No, that’s not the result of leaning on a keyboard. That acronym — “I want what I want when I want it” — is how retail experts define shoppers today.
Tools and strategies to please modern shoppers were on display this week inside the Sands Expo & Convention Center for the annual Shop.org convention, which runs through Friday.
Shoppers today are more creative and impatient, said Kiran Mani, Google’s managing director of retail. Increasingly common search terms on Google are “ideas” and “same day shipping.”
“That shift in paradigm requires us to think very differently,” Mani said.
More investment in digital assistants like Amazon’s Alexa and data analytics tools will help retailers ready a purchase for shoppers when they are about to run out of an item.
Investment in inventory systems keeps shelves stocked and moves items for sale in the most cost effective manner, from one store with too much to a store with too little, or from the distribution center.
Customer data can get so specific that a company like TechStyle Fashion Group can find out what a person tried on in a fitting room and send a message asking why the customer decided against buying the item, President Traci Inglis said.
The more a company knows about its clients, the more ethics play into how companies use data.
Amanda Whichard, vice president of product operations for MLB, said retailers have to maintain customers’ trust.
MLB uses baseball fan data to help direct them to shortest lines at stadiums through apps.
MLB has declined requests from other companies to find out what baseball fans do after the game and from when they wake up to when they go to sleep.
“We don’t want to do that,” Whichard said. “That trust is paramount.”
About 8,500 people were expected for the conference.
The Review-Journal is owned by the family of Las Vegas Sands Corp. Chairman and CEO Sheldon Adelson. Las Vegas Sands operates Sands Expo & Convention Center.
Even 2,400 miles away, Hurricane Florence has had an impact on the Las Vegas Valley.
An email sent to Shop.org convention attendees at Sands Expo & Convention Center said several speakers and attendees could not attend because of the hurricane.
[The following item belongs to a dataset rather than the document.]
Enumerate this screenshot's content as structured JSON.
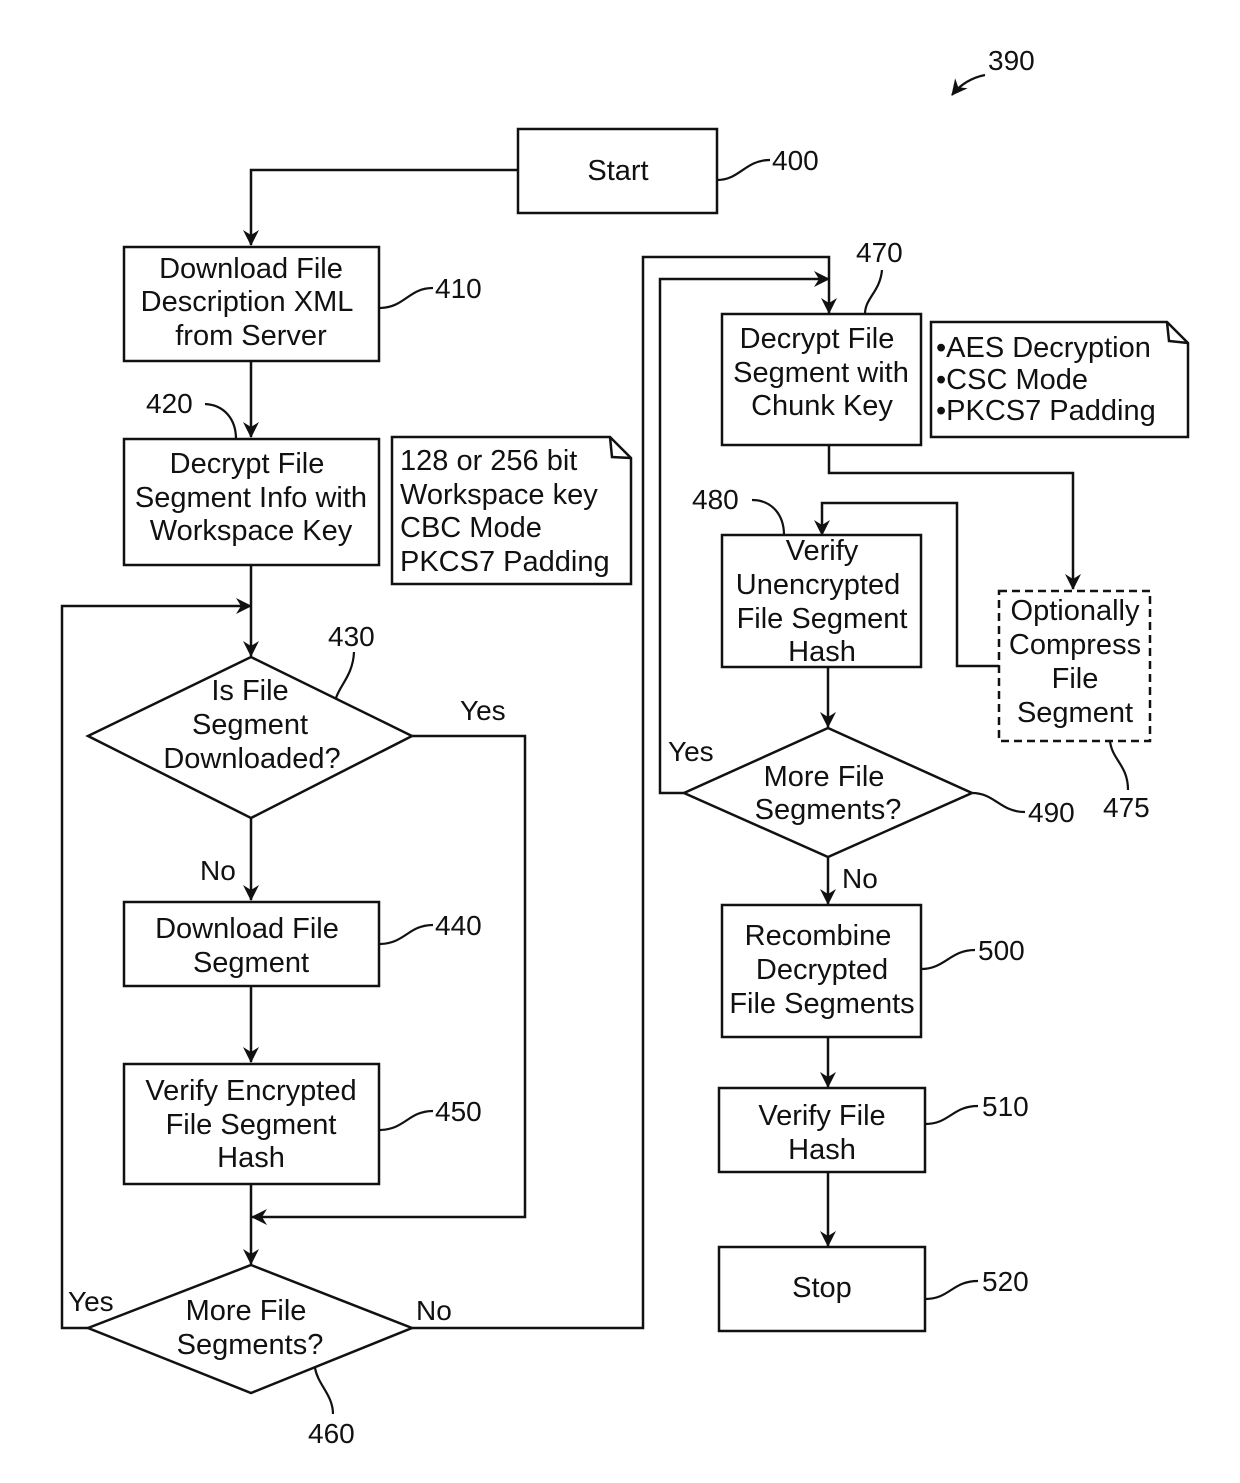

“In our business, we all know there are many things we can control — and many things we can’t,” the email said. “Primary among those we cannot is the weather.”
A convention spokeswoman said she is still figuring out how many speakers and people couldn’t make.
Molly Grenn, events director for National Glass Association, whose GlassBuild America convention is expected to draw 9,000 people and goes through Friday, said she has not had any cancellations.
“It looks like some attendees are more worried about getting home after the show,” Grenn said.